But celebrity divorces can be risky business. Sometimes it’s hard for outsiders to understand the stakes, which can be as different from ordinary splits as night and day. Katie has hired a top gun New York attorney to represent her, one who knows all the right moves where celebrity divorce is concerned. You can be sure the tabloids are rooting for a war of the worlds — we just hope daughter Suri, age 6, doesn’t end up as collateral damage.

The Cruises have a prenup, of course. It reportedly gives Katie $3 million for each year of marriage, plus a 5,878 square foot house in Montecito, CA, where Oprah Winfrey, Kevin Costner, and Rob Lowe also have homes. And last year, Cruise deeded Holmes an apartment in Manhattan. We’re sure the firm that drafted TomKat’s prenup did a fine job. Of course, golfer Tiger Woods also had a prenup limiting wife Elin Nordegrin to $20 million — but she wound up walking away with five times that amount.

What sort of romantic prospects will the couple enjoy after the divorce? Well, Cruise should be fine. He’s already a legend — he can sit back with a cocktail and audition new starlets for the role of Wife #4. And as for Holmes, she’s still young, so we’re sure she can still attract at least a few good men who want to show her the color of their money.

So Hollywood is playing “Taps” for Tom and Katie’s storytale romance. It wasn’t endless love after all. Who do you think will “win” the PR battle? Or will they settle quietly and let the story fade into oblivion?

If you look carefully at this email, you’ll find references to seventeen Tom Cruise movies. Can’t find ‘em all? Send us an email at . We’re experts at finding hidden opportunities, especially where it comes to taxes, so if you have questions call us: 773-728-1500!!


Less Rich. Less Famous. Less Tax.

Back in 1969, Treasury Secretary Joseph Barr was shocked to discover that 155 Americans had earned over $200,000 that year, yet paid nothing in tax. Zip. Zilch. Nada. ($200,000 isn’t bad money now — back then, it had about the same buying power as $1.2 million today.) Washington huffed and puffed, then passed the “Alternative Minimum Tax,” or AMT. In 1970, the new tax surprised 18,464 unhappy taxpayers. No one could have foreseen it growing into a complete “parallel” tax system, a many-headed Hydra that millions every year.

Fast-forward to today. With the AMT firmly in place, the IRS has just released a 61-page reportrevealing that in 2009, 20,752 taxpayers earned over $200,000 and paid — you guessed it — zero tax. That’s one out of every 189 Americans earning above that amount. And the number ofnontaxable high-income returns is growing fast — five years earlier, there were just 2,833 tax-free winners.
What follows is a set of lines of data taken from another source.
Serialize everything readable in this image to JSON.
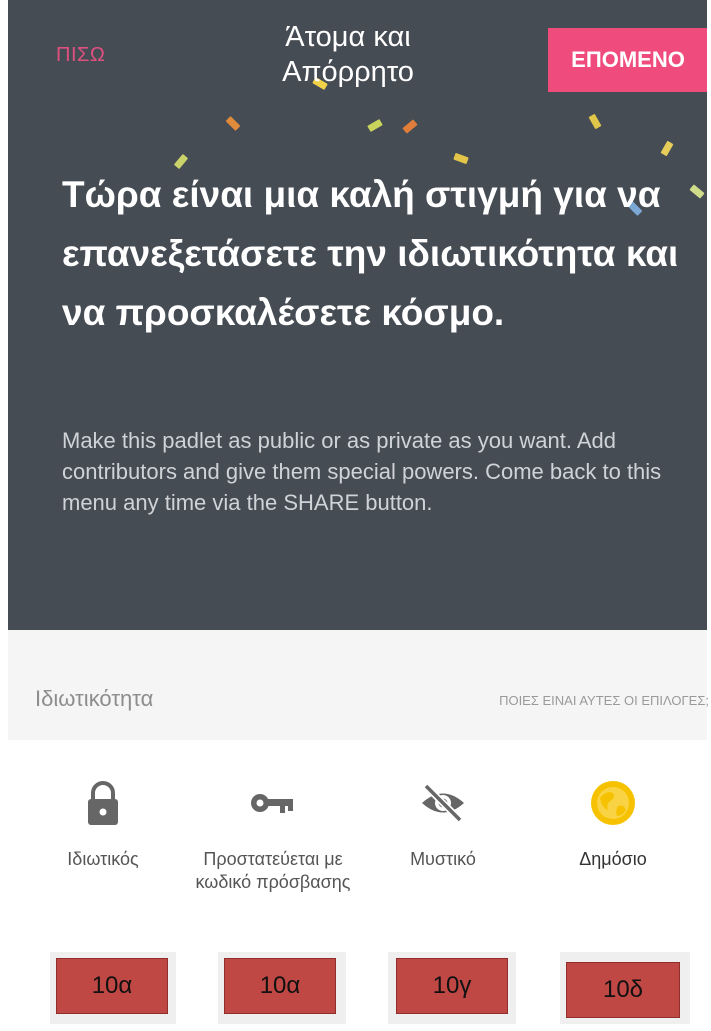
{
  "header": {
    "back_label": "ΠΙΣΩ",
    "title": "Άτομα και Απόρρητο",
    "next_label": "ΕΠΟΜΕΝΟ"
  },
  "intro": {
    "headline": "Τώρα είναι μια καλή στιγμή για να επανεξετάσετε την ιδιωτικότητα και να προσκαλέσετε κόσμο.",
    "description": "Make this padlet as public or as private as you want. Add contributors and give them special powers. Come back to this menu any time via the SHARE button."
  },
  "privacy": {
    "label": "Ιδιωτικότητα",
    "help_link": "ΠΟΙΕΣ ΕΙΝΑΙ ΑΥΤΕΣ ΟΙ ΕΠΙΛΟΓΕΣ;",
    "options": [
      {
        "label": "Ιδιωτικός",
        "icon": "lock-icon",
        "color": "#666666"
      },
      {
        "label": "Προστατεύεται με κωδικό πρόσβασης",
        "icon": "key-icon",
        "color": "#666666"
      },
      {
        "label": "Μυστικό",
        "icon": "eye-slash-icon",
        "color": "#666666"
      },
      {
        "label": "Δημόσιο",
        "icon": "globe-icon",
        "color": "#f6c200"
      }
    ]
  },
  "tags": [
    "10α",
    "10α",
    "10γ",
    "10δ"
  ],
  "colors": {
    "header_bg": "#464c54",
    "accent": "#ef4b7d",
    "tag_bg": "#bf4744",
    "public_yellow": "#f6c200"
  }
}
How do they do it? The IRS identified “four categories that most frequently had the largest effect in reducing taxes”:

  1. Tax-exempt interest: Municipal bond interest income is exempt from federal and most state income taxes (although income from “private activity” bonds is subject to AMT). If you’re paying significant tax on interest income, we can help you decide if municipal bonds can help cut your tax.
  2. Medical and dental expenses: These are deductible to the extent they top 7.5% of your adjusted gross income (going up to 10% next year, unless the Supreme Court strikes down that part of the Affordable Care Act). Medical deductions include far more than just the obvious doctors, dentists, and prescriptions. If you suffer from arthritis, for example, you might write off the cost of a swimming pool your doctor prescribes to relieve your symptoms.
  3. Charitable contributions: Charitable gifts let you do well for yourself while you do well for others. They’re deductible up to 50% of your adjusted gross income. We can help you make the most of your gifts, especially noncash contributions and appreciated property.
  4. Partnership and S corporation net losses: “Pass-through” entities let you report business losses on your personal return. We can help you decide if these are right for your business.

There you have it. Four ways to turn $200,000 into zero tax — and 20,752 stories to help inspire you. We’re pleased that you take time to read these weekly emails. But it’s not enough just to give you the news. Our real job is to help you put it to use to pay less tax yourself. And don’t forget, we’re here for your family, friends, and colleagues too, contact us at 773-728-1500.